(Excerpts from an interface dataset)
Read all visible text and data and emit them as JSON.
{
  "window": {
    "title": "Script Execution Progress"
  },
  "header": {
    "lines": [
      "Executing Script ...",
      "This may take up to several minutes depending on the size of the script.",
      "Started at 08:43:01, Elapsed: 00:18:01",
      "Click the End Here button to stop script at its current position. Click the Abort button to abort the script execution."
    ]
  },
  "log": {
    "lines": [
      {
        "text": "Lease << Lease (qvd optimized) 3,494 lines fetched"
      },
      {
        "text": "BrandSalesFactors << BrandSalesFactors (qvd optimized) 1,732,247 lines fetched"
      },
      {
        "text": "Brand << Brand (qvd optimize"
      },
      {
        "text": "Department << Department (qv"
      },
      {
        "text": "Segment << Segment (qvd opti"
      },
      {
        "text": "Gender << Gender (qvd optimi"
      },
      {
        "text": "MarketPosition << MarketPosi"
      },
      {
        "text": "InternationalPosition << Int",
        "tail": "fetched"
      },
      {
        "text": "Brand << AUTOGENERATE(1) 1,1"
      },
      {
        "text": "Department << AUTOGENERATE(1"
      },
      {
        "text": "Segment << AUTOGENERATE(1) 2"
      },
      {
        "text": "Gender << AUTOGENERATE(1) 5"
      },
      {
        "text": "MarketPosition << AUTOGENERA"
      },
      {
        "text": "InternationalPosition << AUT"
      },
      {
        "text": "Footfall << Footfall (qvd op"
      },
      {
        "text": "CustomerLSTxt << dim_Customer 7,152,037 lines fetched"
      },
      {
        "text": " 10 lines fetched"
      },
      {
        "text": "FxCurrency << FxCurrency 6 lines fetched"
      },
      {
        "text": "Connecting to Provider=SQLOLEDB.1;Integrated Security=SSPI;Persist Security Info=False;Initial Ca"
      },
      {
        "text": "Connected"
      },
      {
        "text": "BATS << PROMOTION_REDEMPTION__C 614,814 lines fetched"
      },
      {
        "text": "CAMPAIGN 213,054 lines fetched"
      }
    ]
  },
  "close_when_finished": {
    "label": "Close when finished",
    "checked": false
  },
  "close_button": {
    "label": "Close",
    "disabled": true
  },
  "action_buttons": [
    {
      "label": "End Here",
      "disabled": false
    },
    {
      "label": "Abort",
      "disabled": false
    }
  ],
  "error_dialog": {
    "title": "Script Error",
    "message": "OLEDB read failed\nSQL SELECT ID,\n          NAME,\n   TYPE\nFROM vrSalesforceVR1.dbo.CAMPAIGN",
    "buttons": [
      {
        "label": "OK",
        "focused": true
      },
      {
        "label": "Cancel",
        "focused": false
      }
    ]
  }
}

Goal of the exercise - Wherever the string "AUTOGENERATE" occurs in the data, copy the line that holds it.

Task output -
        "text": "Brand << AUTOGENERATE(1) 1,1"
        "text": "Department << AUTOGENERATE(1"
        "text": "Segment << AUTOGENERATE(1) 2"
        "text": "Gender << AUTOGENERATE(1) 5"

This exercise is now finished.